YOUR OBJECTIVE >> Pick every line from the data below that contains the string "onnx" and copy it.

PROVIDED MATERIAL >>
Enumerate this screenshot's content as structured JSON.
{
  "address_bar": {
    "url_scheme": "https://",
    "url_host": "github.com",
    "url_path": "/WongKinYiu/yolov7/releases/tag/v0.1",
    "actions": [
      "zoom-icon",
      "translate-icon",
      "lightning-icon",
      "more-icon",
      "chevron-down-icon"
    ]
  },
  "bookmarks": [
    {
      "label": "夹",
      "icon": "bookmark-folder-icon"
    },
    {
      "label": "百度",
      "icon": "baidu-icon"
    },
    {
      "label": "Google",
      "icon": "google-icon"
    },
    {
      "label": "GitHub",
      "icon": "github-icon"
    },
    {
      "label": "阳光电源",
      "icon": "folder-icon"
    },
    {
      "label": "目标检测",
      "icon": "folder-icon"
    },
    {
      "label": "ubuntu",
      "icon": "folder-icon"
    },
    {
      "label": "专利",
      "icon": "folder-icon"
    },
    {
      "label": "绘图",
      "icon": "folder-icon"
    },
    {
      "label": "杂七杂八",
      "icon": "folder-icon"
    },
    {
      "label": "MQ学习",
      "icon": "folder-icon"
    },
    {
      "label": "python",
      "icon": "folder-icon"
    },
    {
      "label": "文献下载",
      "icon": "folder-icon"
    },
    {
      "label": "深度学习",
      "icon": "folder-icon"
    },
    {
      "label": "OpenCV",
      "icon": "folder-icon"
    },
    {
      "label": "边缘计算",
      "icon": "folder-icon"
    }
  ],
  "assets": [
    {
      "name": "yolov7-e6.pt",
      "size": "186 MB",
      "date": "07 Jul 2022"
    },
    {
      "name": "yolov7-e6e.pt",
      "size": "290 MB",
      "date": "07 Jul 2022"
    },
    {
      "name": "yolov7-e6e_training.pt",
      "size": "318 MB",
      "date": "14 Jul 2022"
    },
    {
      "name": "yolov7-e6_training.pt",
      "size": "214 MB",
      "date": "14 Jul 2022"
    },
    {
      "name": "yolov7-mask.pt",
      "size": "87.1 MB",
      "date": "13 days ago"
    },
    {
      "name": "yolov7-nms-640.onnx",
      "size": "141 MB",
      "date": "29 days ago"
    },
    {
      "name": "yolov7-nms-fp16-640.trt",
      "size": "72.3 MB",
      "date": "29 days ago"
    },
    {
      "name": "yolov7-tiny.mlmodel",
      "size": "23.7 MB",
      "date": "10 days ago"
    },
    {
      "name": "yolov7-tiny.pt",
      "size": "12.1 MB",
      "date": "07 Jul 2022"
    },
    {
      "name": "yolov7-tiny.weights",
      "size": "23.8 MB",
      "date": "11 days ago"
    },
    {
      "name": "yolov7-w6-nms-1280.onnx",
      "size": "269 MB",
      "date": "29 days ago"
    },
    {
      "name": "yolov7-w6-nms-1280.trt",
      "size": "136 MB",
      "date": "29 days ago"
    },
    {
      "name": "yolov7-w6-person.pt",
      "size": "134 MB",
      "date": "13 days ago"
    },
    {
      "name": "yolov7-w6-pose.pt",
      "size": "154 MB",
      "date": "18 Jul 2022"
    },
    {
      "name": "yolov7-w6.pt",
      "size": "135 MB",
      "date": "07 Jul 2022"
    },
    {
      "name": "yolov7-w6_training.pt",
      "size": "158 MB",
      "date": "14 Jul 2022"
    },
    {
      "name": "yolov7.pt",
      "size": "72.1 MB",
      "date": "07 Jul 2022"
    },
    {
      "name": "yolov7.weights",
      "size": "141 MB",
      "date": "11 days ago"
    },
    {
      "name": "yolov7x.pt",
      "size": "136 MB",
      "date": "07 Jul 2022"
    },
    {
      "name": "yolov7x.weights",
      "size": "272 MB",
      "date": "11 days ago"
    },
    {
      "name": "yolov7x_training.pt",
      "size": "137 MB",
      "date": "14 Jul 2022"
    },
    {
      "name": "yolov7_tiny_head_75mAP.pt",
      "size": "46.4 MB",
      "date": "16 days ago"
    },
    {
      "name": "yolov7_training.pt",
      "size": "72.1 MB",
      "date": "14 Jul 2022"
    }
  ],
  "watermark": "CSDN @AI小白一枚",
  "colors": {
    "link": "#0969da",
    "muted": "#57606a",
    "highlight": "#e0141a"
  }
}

YOUR SOLUTION >>
      "name": "yolov7-nms-640.onnx",
      "name": "yolov7-w6-nms-1280.onnx",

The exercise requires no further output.